Ethernet - 100 meters (328 feet)
Beyond that, it drops to the same 10 Gbps speed of Cat6 and Cat6a (although it still retains its superior 850 Mhz bandwidth).
If you don’t have a crimping tool, no problem! Use a pair of scissors or a utility knife to cut away a section of the sheathing at the end of the cable, untwist and arrange the small cables in the right order, put them into the RJ-45 connector, and use a small, flathead screwdriver to press down each of the pins.
The first major difference is the gigabit standards require the use of all four pairs (all eight wires), unlike Fast Ethernet which only utilizes two pairs of wires. As a result, in Gigabit Ethernet, all four pairs must be crossed when building a Crossover cable. That said, Gigabit Ethernet requires Auto MDI-X.
Exterior-grade Ethernet cables are waterproof and can be buried in the ground without a conduit. If you aren’t burying the cable, choose a waterproof Cat 6 cable that has a UV protective jacket to prevent damage from sunlight exposure.
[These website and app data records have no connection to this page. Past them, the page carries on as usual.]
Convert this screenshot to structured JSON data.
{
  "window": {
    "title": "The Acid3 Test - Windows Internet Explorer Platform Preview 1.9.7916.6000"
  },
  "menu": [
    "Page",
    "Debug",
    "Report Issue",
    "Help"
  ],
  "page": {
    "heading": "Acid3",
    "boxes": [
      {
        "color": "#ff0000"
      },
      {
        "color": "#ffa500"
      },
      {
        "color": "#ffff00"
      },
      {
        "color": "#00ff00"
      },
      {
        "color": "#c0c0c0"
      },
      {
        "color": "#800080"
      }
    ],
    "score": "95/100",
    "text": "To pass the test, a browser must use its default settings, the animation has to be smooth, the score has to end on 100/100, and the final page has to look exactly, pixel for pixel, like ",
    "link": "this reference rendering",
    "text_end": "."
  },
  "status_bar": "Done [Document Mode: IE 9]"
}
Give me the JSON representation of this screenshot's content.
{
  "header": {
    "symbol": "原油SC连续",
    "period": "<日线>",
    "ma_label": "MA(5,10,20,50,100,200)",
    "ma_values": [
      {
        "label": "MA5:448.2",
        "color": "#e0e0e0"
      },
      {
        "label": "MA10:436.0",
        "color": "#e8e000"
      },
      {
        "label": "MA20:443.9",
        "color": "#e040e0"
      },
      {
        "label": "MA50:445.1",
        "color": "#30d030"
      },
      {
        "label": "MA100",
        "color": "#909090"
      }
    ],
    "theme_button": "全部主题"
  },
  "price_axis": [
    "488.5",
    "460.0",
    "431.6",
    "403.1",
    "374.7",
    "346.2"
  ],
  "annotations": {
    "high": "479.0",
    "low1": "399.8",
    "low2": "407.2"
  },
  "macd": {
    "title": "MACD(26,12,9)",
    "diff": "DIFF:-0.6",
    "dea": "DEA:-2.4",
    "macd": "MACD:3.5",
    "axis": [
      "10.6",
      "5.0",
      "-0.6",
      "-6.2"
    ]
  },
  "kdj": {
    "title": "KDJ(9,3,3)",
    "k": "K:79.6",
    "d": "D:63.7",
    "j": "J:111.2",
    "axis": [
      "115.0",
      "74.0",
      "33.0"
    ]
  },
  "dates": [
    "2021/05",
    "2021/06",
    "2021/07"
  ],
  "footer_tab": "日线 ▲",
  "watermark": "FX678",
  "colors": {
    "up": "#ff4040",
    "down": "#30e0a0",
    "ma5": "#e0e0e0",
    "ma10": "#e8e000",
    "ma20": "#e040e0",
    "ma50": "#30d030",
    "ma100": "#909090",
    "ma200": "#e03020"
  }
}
This is important when running the cable up the side of a house or across a roof.
As for doing this without a crimper, have fun! If you are going to try it, use a small flat-head screwdriver to push down the pins into the wires. You will need to push down all 8 pins into the 8 wires.